Curious, I thought of another attraction nearby that would surely have a line up - the Tower of London.
Sure enough, taking a look at the Tower using Google Maps (above) revealed a long lineup, a substantial crowd around a small plaque or statue (a light Googling indicates that this was the spot where execution scaffolding was erected), and plenty of people scattered about, walking or standing, and also sitting on benches.
Switching to Google Earth, above and below, we see that an interesting thing has happened. There is plenty of HSR about, but just like at St. Paul's there are ghostly images of people; we can see the colours of their clothes and perhaps a little hair colour.
The screen grab below reveals something new, however - gelatinous blobs of people-clumps, skinned with the same kind of ghostly, coloured imagery.
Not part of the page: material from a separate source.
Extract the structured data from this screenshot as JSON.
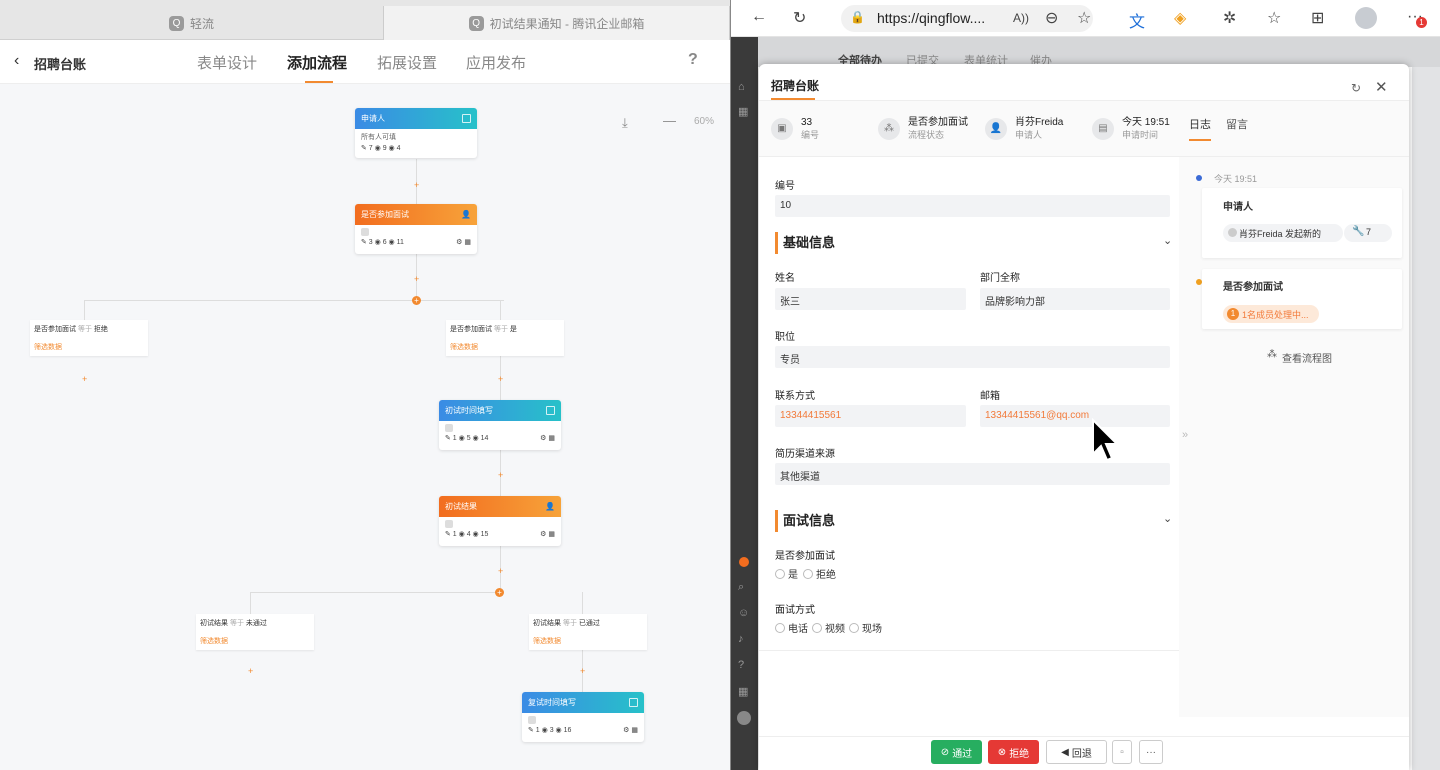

It's as if groups of people were melted together into misshapen piles which then had some of the colour drained out.
The variation in the height of these crowd globules is very interesting to me, and also the question of why they erupt in some some areas of congregation but not in others. The above is a great example of this. One blob near the front of the line reaches human height, but other lumps look like they only reach a couple of feet high or less. Plus there are sections of the line with no height at all, just those ghostly people-images painted on the ground.
As I have speculated in the case of the amorphous crowd blobs painted with Human Shadow Residue at the Sagrada Familia, this is likely due to the technology Google Earth uses to determine elevation (see How accurate is Google Earth elevation? MES, July 2018). For ease of discussion, let's say that satellite radar is used to figure out elevation. When there is a crowd of people in an area, a physical mass is created that has some stability over time. The radar samples heights in that area multiple times as it is gathering data; examination of multiple shadows of stationary objects suggests this happens four times (assuming that radar and image data are collected at the same time). The fact that multiple shadows are discernible at all suggests that there is a not insignificant time delay between each radar sampling/measurement. That's not a problem when it comes to an immobile building, but crowds are different. They move and flow and change shape. That means Google Earth has data snapshots of four different crowd configurations, which are then combined to produce the summed data for that area. When a particular point in an area is occupied by a person in each of the four samplings, the radar believes there is an object there of human height. That object has to be skinned with something, and the only visual data available are multiple images of crowd configurations that have been captured along with the radar data. Because each image only constitutes 25% of the full informational package they have to work with, any image of any individual will only have 25% opacity. Unless, of course, that person stood perfectly still for all four samplings, which is not very likely (though maybe I should try to find some really committed Buddhists who like to meditate outside.) And so a weird overlapping melange of people images is created, and used as skin to coat the 3D model determined by the radar passes. They must have some rule in the algorithms that figure all this out, along the lines of "If the point is only occupied two times, calculate the height as one half." That would explain why some of the lumps are only waist-high or knee-high.
It makes sense that some people sitting on benches would look a little more solid, as the odds of them being in the same place at least twice during data collection is higher.
It looks like the algorithm removes individual people when they are standing alone, leaving just their shadow or part of it - classic HSR. In some cases, like at the Sagrada Familia, that process is also extended to groups of people, such that all that's left is an overlapping blanket of shadow fragments. For some reason, in England, they decided to leave the images of people in, letting each person's ghostly 25% contribution to the final picture remain and constitute a vague humanity-paint that is applied to imperfectly constructed crowd globules.
This crowd on Tower Green conforms roughly to the bell curve in two ways - from above, in 2D, and in profile, in 3D. The profile curve supports the idea that heights are calculated statistically, i.e., averaged over four data points. Note, too, that from above, the individuals in the crowd shift from coloured imagery to HSR as they leave the center mass and hang around the periphery. That's a weird decision to me. Pick one or the other, either all Human Shadow Residue or all Human-Painted Crowd Blobs.
Also, some great floating trees on Tower Green. Worth a look for those, if nothing else.